“It makes sense for the community to have something happen to it,” he said. “I think it’s time.”
IPS board members also plan to vote Thursday on another charter school partnership. A new charter school centered on Latino culture could share space in Northwest Middle School for a year — a temporary arrangement while IPS crafts a long-term facilities plan that could lead to renovations or school closures.
Monarca Academy, the charter school, agreed to launch in the fall with just sixth grade, enrolling up to 100 students. Northwest already houses a seventh and eighth grade middle school, in addition to IPS’ Newcomer Program for new immigrants.
Monarca would pay roughly $500 per student for the space.
IPS officials said they see Monarca’s programming as complementary to the Newcomer Program. School founder Francisco Valdiosera, a former IPS administrator, said he hopes his charter school can also attract students from other townships.
Monarca plans to grow to serve grades 6-12, which could provide a high school option for the area since Northwest no longer offers high school grades. Under the IPS agreement, the charter school would have to find a long-term home by January. But Valdiosera is optimistic that the district partnership could open the door to still using an IPS building moving forward.
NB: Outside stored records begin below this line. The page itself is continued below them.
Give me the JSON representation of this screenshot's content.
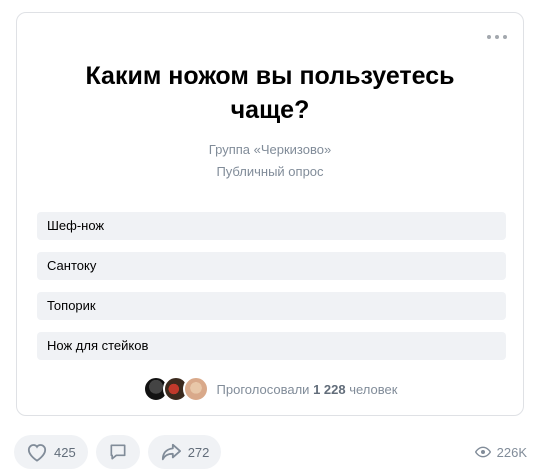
{
  "poll": {
    "question": "Каким ножом вы пользуетесь чаще?",
    "group": "Группа «Черкизово»",
    "type": "Публичный опрос",
    "options": [
      "Шеф-нож",
      "Сантоку",
      "Топорик",
      "Нож для стейков"
    ],
    "voters_prefix": "Проголосовали",
    "voters_count": "1 228",
    "voters_suffix": "человек"
  },
  "actions": {
    "likes": "425",
    "shares": "272",
    "views": "226K"
  },
  "icons": {
    "more": "more-dots-icon",
    "like": "heart-icon",
    "comment": "comment-icon",
    "share": "share-arrow-icon",
    "views": "eye-icon"
  }
}
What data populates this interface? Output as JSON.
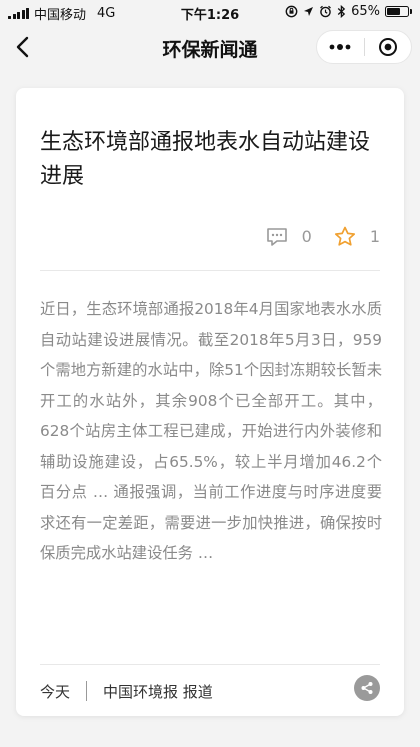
{
  "status_bar": {
    "carrier": "中国移动",
    "network": "4G",
    "time": "下午1:26",
    "battery_percent": "65%",
    "battery_level": 0.65
  },
  "nav": {
    "title": "环保新闻通",
    "back_icon": "chevron-left-icon",
    "more_icon": "more-dots-icon",
    "close_icon": "target-close-icon"
  },
  "article": {
    "title": "生态环境部通报地表水自动站建设进展",
    "comment_count": "0",
    "favorite_count": "1",
    "body": "近日，生态环境部通报2018年4月国家地表水水质自动站建设进展情况。截至2018年5月3日，959个需地方新建的水站中，除51个因封冻期较长暂未开工的水站外，其余908个已全部开工。其中，628个站房主体工程已建成，开始进行内外装修和辅助设施建设，占65.5%，较上半月增加46.2个百分点 … 通报强调，当前工作进度与时序进度要求还有一定差距，需要进一步加快推进，确保按时保质完成水站建设任务 …",
    "date": "今天",
    "source": "中国环境报 报道"
  },
  "colors": {
    "background": "#f3f3f3",
    "card": "#ffffff",
    "favorite_star": "#f0a030",
    "body_text": "#8a8a8a",
    "share_bg": "#9a9a9a"
  }
}
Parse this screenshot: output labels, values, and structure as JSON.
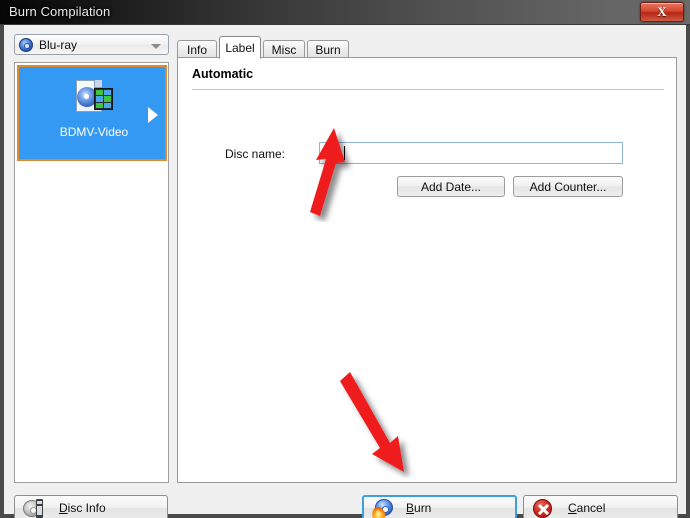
{
  "window": {
    "title": "Burn Compilation",
    "close_label": "X",
    "close_icon": "close-icon"
  },
  "media_select": {
    "icon": "disc-icon",
    "value": "Blu-ray",
    "chevron_icon": "chevron-down-icon"
  },
  "compilation_list": {
    "items": [
      {
        "label": "BDMV-Video",
        "icon": "bdmv-video-document-icon",
        "chevron_icon": "chevron-right-icon",
        "selected": true
      }
    ]
  },
  "tabs": [
    {
      "label": "Info",
      "active": false
    },
    {
      "label": "Label",
      "active": true
    },
    {
      "label": "Misc",
      "active": false
    },
    {
      "label": "Burn",
      "active": false
    }
  ],
  "label_tab": {
    "section_title": "Automatic",
    "disc_name": {
      "label": "Disc name:",
      "value": "BD",
      "placeholder": ""
    },
    "add_date_label": "Add Date...",
    "add_counter_label": "Add Counter..."
  },
  "bottom_bar": {
    "disc_info": {
      "label_prefix": "",
      "accel": "D",
      "label_suffix": "isc Info",
      "icon": "disc-info-icon"
    },
    "burn": {
      "label_prefix": "",
      "accel": "B",
      "label_suffix": "urn",
      "icon": "burn-disc-flame-icon",
      "focused": true
    },
    "cancel": {
      "label_prefix": "",
      "accel": "C",
      "label_suffix": "ancel",
      "icon": "cancel-icon"
    }
  },
  "annotations": {
    "arrows": [
      {
        "name": "arrow-to-disc-name-field",
        "direction": "up-right",
        "color": "#ee1c1c"
      },
      {
        "name": "arrow-to-burn-button",
        "direction": "down-right",
        "color": "#ee1c1c"
      }
    ]
  },
  "colors": {
    "selection_blue": "#3399f2",
    "selection_border_orange": "#e08a2a",
    "focus_blue": "#3ea0e0",
    "annotation_red": "#ee1c1c",
    "titlebar_dark": "#0a0a0a",
    "window_chrome": "#4a4a4a"
  }
}
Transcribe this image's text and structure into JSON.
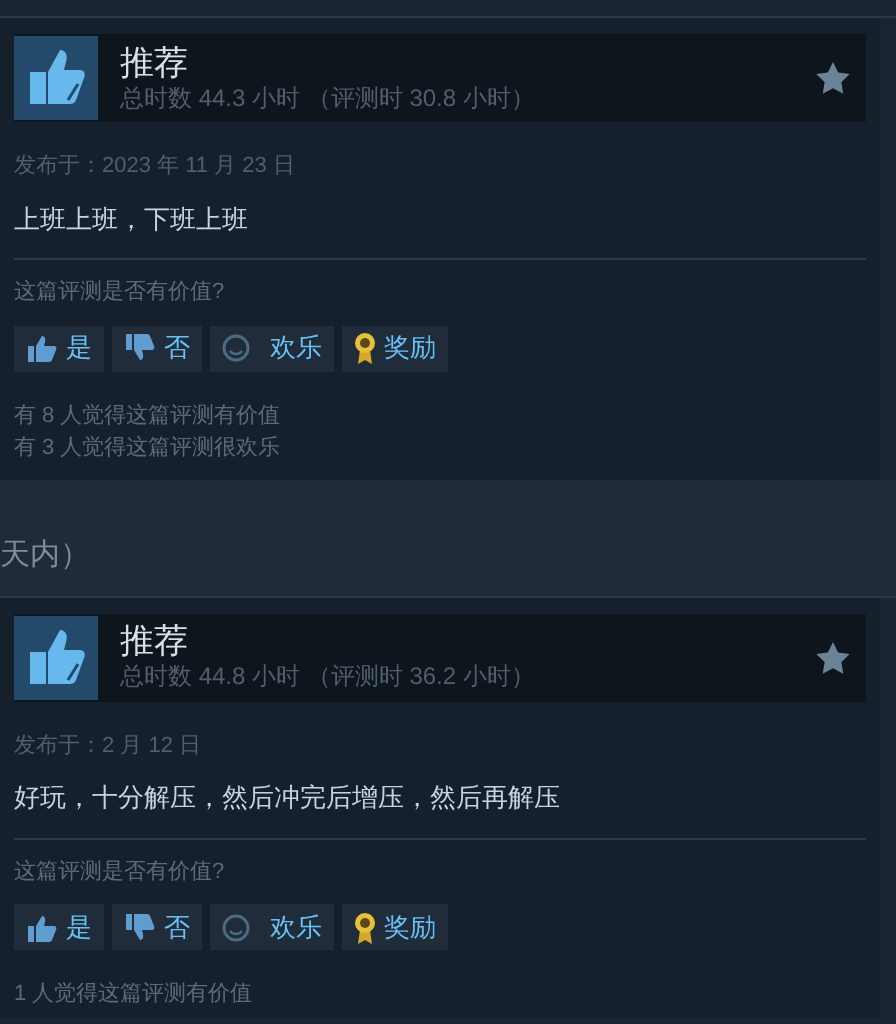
{
  "reviews": [
    {
      "verdict": "推荐",
      "hours": "总时数 44.3 小时 （评测时 30.8 小时）",
      "posted": "发布于：2023 年 11 月 23 日",
      "text": "上班上班，下班上班",
      "question": "这篇评测是否有价值?",
      "buttons": [
        {
          "kind": "yes",
          "label": "是"
        },
        {
          "kind": "no",
          "label": "否"
        },
        {
          "kind": "funny",
          "label": "欢乐"
        },
        {
          "kind": "award",
          "label": "奖励"
        }
      ],
      "stats": [
        "有 8 人觉得这篇评测有价值",
        "有 3 人觉得这篇评测很欢乐"
      ]
    },
    {
      "verdict": "推荐",
      "hours": "总时数 44.8 小时 （评测时 36.2 小时）",
      "posted": "发布于：2 月 12 日",
      "text": "好玩，十分解压，然后冲完后增压，然后再解压",
      "question": "这篇评测是否有价值?",
      "buttons": [
        {
          "kind": "yes",
          "label": "是"
        },
        {
          "kind": "no",
          "label": "否"
        },
        {
          "kind": "funny",
          "label": "欢乐"
        },
        {
          "kind": "award",
          "label": "奖励"
        }
      ],
      "stats": [
        "1 人觉得这篇评测有价值"
      ]
    }
  ],
  "section_heading": "天内）"
}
“My dream would be to be able to stay at the Northwest building,” he said. “As we grow, we could have a high school there as it was before, but it would be Monarca Academy.”